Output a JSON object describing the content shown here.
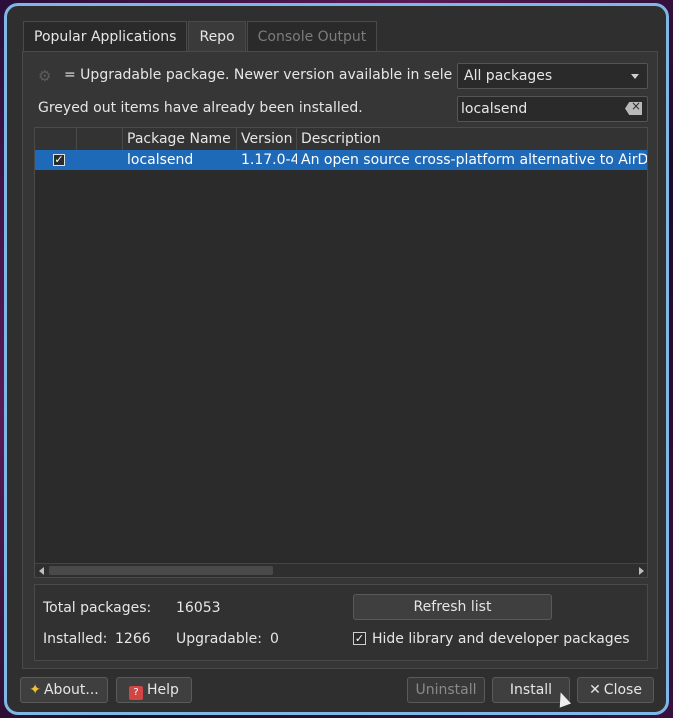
{
  "tabs": [
    {
      "label": "Popular Applications",
      "state": "normal"
    },
    {
      "label": "Repo",
      "state": "active"
    },
    {
      "label": "Console Output",
      "state": "disabled"
    }
  ],
  "filter": {
    "legend_icon": "gear-icon",
    "legend_text": "= Upgradable package. Newer version available in sele",
    "selected": "All packages",
    "hint": "Greyed out items have already been installed.",
    "search_value": "localsend"
  },
  "table": {
    "headers": [
      "",
      "",
      "Package Name",
      "Version",
      "Description"
    ],
    "rows": [
      {
        "checked": true,
        "name": "localsend",
        "version": "1.17.0-4",
        "description": "An open source cross-platform alternative to AirD"
      }
    ]
  },
  "stats": {
    "total_label": "Total packages:",
    "total_value": "16053",
    "installed_label": "Installed:",
    "installed_value": "1266",
    "upgradable_label": "Upgradable:",
    "upgradable_value": "0",
    "refresh_label": "Refresh list",
    "hide_label": "Hide library and developer packages",
    "hide_checked": true
  },
  "footer": {
    "about_label": "About...",
    "help_label": "Help",
    "uninstall_label": "Uninstall",
    "install_label": "Install",
    "close_label": "Close"
  },
  "colors": {
    "selection": "#1f6ab8",
    "window_border": "#7fb8e6",
    "background": "#2f2f2f"
  }
}
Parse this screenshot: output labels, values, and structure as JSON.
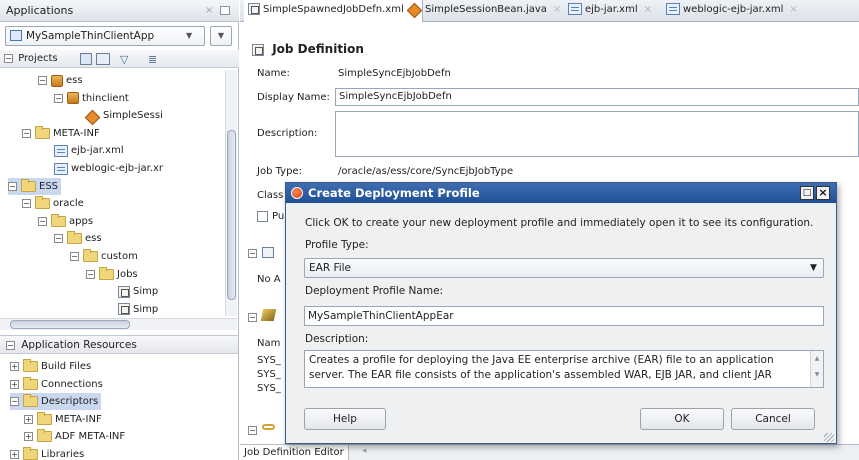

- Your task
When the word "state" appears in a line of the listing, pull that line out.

- Written solution
      "state": "normal"
      "state": "active"
      "state": "disabled"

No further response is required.